  • Versatility: Ash wood can be stained or painted to match any kitchen decor. It can also be finished with a clear coat to showcase its natural beauty.
  • Affordable: Ash wood is relatively affordable compared to other hardwood species, making it a budget-friendly option for kitchen cabinets.


  • Susceptible to Warping: Ash wood is prone to warping when exposed to moisture, which is a common occurrence in the kitchen. Proper sealing and finishing are necessary to prevent warping.
  • Staining can be Difficult: Ash wood is known to have inconsistent absorption of stain, which can make it difficult to achieve an even finish.
  • Vulnerable to Scratches: While ash wood is durable, it can still be vulnerable to scratches and dents from sharp utensils or heavy kitchen equipment.

7. Walnut
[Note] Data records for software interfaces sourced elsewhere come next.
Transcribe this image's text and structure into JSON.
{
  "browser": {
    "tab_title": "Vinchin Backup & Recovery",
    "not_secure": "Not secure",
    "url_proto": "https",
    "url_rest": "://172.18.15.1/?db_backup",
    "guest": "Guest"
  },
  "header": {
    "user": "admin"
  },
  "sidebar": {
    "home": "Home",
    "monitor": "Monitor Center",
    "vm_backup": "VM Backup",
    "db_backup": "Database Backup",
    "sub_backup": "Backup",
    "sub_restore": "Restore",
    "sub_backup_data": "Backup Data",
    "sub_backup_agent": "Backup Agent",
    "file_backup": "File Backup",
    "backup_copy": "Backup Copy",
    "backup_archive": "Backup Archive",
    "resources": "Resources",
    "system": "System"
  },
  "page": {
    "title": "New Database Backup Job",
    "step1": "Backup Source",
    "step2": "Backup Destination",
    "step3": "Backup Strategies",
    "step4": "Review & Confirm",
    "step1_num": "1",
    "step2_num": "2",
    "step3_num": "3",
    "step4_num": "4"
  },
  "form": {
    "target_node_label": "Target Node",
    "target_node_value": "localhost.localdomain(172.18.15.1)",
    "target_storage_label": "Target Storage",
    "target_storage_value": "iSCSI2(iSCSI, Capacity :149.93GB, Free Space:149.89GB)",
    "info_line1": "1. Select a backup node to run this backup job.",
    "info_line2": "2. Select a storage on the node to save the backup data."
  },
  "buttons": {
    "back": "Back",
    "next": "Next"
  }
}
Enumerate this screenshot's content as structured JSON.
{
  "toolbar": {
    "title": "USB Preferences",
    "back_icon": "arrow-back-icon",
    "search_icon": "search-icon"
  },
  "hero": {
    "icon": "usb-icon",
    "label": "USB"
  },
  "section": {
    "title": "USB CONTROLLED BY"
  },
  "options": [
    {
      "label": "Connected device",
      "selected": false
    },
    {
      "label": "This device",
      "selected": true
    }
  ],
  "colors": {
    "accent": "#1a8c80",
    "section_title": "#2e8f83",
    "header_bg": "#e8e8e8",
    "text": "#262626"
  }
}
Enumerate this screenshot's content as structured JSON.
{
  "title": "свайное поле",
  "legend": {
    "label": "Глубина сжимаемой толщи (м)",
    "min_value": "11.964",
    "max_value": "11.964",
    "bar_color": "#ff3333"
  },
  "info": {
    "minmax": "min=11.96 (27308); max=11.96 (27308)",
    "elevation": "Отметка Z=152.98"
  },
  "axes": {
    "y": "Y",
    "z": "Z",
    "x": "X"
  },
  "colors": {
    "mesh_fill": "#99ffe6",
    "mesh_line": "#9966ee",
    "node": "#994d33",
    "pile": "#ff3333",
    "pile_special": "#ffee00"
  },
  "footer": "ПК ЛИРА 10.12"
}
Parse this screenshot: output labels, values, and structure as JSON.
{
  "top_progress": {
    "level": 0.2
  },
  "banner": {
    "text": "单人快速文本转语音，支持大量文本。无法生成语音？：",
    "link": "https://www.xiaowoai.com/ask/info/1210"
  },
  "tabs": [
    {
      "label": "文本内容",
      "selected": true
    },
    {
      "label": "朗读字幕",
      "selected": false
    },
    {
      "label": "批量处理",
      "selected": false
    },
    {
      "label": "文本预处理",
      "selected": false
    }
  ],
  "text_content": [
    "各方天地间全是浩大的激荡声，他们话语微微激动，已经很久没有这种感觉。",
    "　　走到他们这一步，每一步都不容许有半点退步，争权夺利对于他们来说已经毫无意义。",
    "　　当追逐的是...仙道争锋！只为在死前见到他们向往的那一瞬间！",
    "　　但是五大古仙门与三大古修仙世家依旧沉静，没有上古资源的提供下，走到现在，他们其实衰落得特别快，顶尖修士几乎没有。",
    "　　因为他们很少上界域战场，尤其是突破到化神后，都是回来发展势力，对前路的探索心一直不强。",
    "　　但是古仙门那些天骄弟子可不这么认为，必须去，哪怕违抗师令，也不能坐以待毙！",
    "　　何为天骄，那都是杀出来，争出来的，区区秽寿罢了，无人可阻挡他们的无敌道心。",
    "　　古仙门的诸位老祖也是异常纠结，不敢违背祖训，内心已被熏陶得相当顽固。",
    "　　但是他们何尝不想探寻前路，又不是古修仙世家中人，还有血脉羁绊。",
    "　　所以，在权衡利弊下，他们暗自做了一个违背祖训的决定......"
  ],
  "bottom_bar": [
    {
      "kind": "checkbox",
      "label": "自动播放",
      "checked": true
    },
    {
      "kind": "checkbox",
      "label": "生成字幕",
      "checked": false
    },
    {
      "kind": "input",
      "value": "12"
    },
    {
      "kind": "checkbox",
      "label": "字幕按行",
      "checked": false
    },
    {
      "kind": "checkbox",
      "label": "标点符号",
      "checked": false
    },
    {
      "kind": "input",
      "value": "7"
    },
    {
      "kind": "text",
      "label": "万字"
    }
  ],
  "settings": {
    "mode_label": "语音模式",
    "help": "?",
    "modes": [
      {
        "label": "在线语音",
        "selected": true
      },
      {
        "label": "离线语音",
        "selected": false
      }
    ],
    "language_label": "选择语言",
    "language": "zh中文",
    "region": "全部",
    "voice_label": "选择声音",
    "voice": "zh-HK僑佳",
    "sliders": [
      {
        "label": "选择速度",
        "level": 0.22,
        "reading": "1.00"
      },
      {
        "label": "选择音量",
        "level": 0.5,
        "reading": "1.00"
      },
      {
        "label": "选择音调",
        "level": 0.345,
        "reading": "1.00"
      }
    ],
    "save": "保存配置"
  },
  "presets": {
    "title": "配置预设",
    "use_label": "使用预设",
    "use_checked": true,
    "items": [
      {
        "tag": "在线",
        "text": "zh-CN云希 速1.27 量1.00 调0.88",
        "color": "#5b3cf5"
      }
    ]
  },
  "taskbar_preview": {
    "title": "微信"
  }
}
Walnut is one the Types of Kitchen Cabinet Wood. It has been a preferred wood among cabinet makers since ancient Greece and throughout modern European history. This hardwood is known for its toughness and medium density. The creamy white sapwood and brown to dark chocolate brown heartwood of walnut boast darker streaks occasionally tinged with purple hues, and it develops a lustrous patina with age. Typically, the wood is steamed to darken the sapwood and has a straight grain with wavy or curly patterns, often featuring burled figures.

Walnut Types of Kitchen Cabinet Wood

Walnut stands out among American wood species as it is cultivated on tree farms and also grows naturally. While American walnuts have darker hues than their counterparts from other regions, all walnuts display lively color variations due to dark brown, dark gray, and black streaks following the ring pattern in the wood. The tones of this wood range from pinkish brown with blackish-brown streaks, adding an extra layer of character and charm to the finished product.

Walnut wood is a popular choice for kitchen cabinets due to its unique properties. However, it also has its drawbacks. Here are some of the pros and cons of using Walnut wood for kitchen cabinets:

Lets know more:


  • Durability: Walnut is a tough hardwood of medium density, making it durable and able to withstand wear and tear over time.
  • Aesthetics: Walnut has a distinct and beautiful grain pattern that makes it an attractive option for cabinets. The wood develops a rich patina that grows more lustrous with age, adding to its aesthetic appeal.
  • Color variations: Walnut wood has lively color variations due to dark brown, dark gray, and black streaks following the ring pattern in the wood. Tones can be pinkish-brown with blackish-brown streaks as well, making it a versatile option for various kitchen designs.
  • Availability: Walnut is one of the few American wood species planted on tree farms as well as naturally regenerated, making it readily available in the market.


  • Cost: Walnut wood is relatively expensive compared to other hardwoods used for cabinets, which can be a downside for those on a tight budget.
  • Maintenance: Walnut wood requires regular maintenance to preserve its natural beauty and protect it from wear and tear.
  • Hardness: Walnut wood is a tough hardwood, making it difficult to work with. Cutting and sanding the wood can be challenging and time-consuming, especially for DIY projects.
  • Color changes: Over time, the color of Walnut wood can change due to exposure to light, which may affect its aesthetic appeal.


Your kitchen cupboard wood requirements will vary depending on your lifestyle. If you have plenty of heavy kitchen appliances, strength and stability will be the most essential factors to consider when selecting the wood material.

However, you must ensure that you are working with a cabinet maker who does not cut corners on wood quality in order to increase profits. Keep in mind that any cabinet maker that uses cheap fillers in place of genuine wood should be avoided.

Knowing this, it is critical that you select smart cabinet and countertop ideas that appeal to you. Keep in mind that having wood cabinets in your kitchen will have a significant impact on the general feel of your home.

This is how you deal with Types of Kitchen Cabinet Wood.


Related Post